During the current real-estate cycle, i.e., from 2009 to 2017, house prices have risen 80% in large metropolitan areas (A cities) and c. 60% in B and C cities. In 2017, the number of newly completed residential units looks likely to have risen to more than 300,000 for the first time in the current cycle; in 2018, it might climb to 335,000. However, assuming that there is demand for at least 350,000 new apartments, the gap between supply and demand should continue to widen in both years. As demand remains high, upward price pressure will continue. This suggests that prices and rents will rise further in all major cities. Overvaluations are rising, and the risk of a price bubble on the German housing market is increasing. The price uptrend is likely to continue for several years to come, at least in most major cities in Germany.
In Munich, apartment prices more than doubled between 2009 and 2017. During the same time, the population rose from 1.36 million to 1.53 million. There is a shortage of several tens of thousands of residential units. The vacancy rate is near zero, and current and planned future building activities will not suffice. The supply shortages should drive house prices and rents upwards in the coming years.
In Berlin, house and apartment prices were up c. 10% yoy in 2017. Unemployment rates have dropped to record lows, and employment growth is strong. New construction activity is sluggish. The gap between permits and completions remains large. The price and rent increase looks set to continue at the same pace in 2018.
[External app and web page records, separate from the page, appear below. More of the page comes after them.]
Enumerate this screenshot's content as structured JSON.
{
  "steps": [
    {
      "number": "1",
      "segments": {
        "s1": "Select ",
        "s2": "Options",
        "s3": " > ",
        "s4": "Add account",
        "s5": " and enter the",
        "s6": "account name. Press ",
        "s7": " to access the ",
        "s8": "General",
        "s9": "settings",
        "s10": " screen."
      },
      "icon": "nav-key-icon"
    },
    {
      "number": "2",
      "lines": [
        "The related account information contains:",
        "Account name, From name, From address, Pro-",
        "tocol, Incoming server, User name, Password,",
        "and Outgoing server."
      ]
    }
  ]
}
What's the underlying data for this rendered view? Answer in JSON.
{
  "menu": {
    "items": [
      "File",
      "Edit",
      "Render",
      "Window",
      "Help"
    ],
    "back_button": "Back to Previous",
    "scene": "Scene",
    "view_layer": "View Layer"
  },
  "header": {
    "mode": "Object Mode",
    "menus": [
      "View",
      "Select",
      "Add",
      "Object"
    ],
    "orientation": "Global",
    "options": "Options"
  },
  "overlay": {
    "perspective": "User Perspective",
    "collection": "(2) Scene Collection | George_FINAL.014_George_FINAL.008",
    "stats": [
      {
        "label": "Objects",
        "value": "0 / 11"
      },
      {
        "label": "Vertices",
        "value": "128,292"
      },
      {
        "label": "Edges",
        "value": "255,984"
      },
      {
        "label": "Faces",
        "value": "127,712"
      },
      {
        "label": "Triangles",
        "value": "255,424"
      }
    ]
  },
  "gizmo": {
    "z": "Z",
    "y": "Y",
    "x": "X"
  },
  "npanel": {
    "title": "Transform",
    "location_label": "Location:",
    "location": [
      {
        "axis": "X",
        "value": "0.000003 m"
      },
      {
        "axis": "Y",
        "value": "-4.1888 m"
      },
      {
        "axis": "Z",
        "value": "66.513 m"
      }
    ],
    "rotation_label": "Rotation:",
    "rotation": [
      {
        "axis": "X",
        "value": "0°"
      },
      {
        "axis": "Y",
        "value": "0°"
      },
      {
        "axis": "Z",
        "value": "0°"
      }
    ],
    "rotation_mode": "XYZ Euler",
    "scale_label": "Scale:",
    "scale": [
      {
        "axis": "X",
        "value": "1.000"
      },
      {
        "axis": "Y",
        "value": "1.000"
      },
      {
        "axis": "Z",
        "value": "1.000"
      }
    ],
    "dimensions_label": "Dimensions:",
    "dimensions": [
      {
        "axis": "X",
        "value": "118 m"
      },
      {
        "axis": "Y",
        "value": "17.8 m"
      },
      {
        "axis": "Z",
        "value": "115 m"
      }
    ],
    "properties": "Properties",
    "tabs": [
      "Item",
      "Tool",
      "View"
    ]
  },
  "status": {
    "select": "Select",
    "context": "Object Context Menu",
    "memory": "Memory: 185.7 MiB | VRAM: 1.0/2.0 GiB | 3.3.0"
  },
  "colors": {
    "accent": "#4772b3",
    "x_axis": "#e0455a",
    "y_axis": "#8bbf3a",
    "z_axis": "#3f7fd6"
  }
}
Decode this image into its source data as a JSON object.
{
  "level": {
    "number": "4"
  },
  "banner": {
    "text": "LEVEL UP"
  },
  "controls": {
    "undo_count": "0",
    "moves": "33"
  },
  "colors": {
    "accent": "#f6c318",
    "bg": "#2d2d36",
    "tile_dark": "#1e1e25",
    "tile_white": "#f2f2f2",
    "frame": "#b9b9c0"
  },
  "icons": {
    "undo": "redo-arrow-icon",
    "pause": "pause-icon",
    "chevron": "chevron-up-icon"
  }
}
Frankfurt’s population is growing by c. 8,000 per year. The excellent labour market situation stimulates demand, and supply is scarce. There is a shortfall of c. 50,000 residential units. This means that the price and rent increase in 2017 was not exclusively due to Brexit speculation. The market will likely remain tight for years to come.
In Hamburg, prices for existing apartments have risen more than 70% since 2009. Compared to other metropolitan areas, rent growth is below the average. It is dampened by comparatively strong construction activity and a stable population. This suggests that the low interest rate level is probably the main reason behind the uptrend in apartment and house prices. Hamburg’s property market might therefore be more sensitive to interest rate changes than that of other metropolitan areas. Since our baseline scenario for 2018 foresees only small increases in mortgage rates, house and apartment prices in Hamburg will probably continue to rise strongly this year.
The market in Düsseldorf might be as rate-sensitive as its Hamburg counterpart. Since 2009, the population has grown “only” 5%. And other demand drivers were less dynamic than in other German cities, too. Price and rent growth have tended to be (below the) average. Nevertheless, prices and rents look set to rise again in 2018.
Stuttgart’s population is slow to grow. Since 2009, it has risen only about 6%. The city’s location in a basin restricts construction activity in the long term. Still, its excellent economic structure and dynamic labour market are driving prices upwards. Prices for existing apartments have risen more than 100% since 2009 and 14% in 2017 alone. Rents for re-let apartments have risen 63% since 2009 and c. 12% in 2017. As the labour market boom is likely to continue, demand and, consequently, prices and rents will probably rise further in the coming years.
(Resource: Deutsche Bank Research)